Pull every line with "книга" from the data below and copy it.

[Opening Extracted material section]

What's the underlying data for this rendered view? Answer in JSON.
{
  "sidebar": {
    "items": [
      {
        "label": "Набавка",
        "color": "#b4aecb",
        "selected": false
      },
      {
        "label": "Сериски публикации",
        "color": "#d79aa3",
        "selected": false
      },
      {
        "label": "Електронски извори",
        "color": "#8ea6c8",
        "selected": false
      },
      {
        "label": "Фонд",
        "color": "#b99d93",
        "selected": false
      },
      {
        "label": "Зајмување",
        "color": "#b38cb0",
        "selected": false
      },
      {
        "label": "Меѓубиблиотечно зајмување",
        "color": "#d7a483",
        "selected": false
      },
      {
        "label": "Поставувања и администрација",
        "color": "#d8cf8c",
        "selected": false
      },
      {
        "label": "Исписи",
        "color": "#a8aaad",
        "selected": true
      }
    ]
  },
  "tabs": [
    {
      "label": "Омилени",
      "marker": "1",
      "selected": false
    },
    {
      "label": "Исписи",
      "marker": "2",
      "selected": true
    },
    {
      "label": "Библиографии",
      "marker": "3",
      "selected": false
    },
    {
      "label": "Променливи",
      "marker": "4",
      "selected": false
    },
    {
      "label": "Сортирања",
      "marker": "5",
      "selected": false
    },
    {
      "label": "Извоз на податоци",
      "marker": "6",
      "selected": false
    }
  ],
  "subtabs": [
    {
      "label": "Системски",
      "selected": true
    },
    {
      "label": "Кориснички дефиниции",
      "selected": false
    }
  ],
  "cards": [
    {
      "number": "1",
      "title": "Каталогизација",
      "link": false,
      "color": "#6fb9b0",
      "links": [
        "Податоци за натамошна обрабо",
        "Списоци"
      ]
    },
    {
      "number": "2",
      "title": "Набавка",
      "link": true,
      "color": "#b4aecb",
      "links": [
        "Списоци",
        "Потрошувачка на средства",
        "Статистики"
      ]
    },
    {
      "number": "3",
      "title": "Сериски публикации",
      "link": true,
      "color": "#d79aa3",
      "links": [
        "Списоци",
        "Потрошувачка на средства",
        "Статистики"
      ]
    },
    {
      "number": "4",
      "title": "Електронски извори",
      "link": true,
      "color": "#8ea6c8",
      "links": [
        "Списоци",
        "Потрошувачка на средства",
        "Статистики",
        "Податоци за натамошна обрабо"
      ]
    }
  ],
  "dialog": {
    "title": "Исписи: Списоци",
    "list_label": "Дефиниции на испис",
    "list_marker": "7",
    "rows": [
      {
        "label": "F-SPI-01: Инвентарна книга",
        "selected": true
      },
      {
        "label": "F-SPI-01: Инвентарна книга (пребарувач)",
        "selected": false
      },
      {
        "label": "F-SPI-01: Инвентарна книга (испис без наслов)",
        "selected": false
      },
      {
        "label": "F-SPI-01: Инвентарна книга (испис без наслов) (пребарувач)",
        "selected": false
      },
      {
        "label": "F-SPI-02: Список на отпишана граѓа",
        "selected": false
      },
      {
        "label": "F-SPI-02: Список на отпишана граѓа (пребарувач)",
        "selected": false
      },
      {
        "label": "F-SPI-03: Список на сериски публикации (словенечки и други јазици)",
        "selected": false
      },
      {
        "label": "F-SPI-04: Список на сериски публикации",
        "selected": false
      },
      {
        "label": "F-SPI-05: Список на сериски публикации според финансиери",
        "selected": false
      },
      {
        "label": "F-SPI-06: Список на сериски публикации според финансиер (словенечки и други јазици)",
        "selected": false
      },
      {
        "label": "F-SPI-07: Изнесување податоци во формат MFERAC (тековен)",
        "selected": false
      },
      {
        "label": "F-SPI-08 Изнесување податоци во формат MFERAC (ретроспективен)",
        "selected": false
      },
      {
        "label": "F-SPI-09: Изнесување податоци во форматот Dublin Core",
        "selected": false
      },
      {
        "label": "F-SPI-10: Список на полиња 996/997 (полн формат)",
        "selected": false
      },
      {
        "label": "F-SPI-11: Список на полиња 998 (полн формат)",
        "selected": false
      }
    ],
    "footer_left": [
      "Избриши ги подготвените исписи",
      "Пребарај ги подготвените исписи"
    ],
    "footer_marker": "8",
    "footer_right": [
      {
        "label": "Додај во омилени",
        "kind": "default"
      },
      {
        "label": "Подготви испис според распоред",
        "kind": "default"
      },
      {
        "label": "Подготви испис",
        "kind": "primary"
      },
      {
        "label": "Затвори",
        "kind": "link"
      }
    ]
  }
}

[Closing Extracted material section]

• **Final answer**
        "label": "F-SPI-01: Инвентарна книга",
        "label": "F-SPI-01: Инвентарна книга (пребарувач)",
        "label": "F-SPI-01: Инвентарна книга (испис без наслов)",
        "label": "F-SPI-01: Инвентарна книга (испис без наслов) (пребарувач)",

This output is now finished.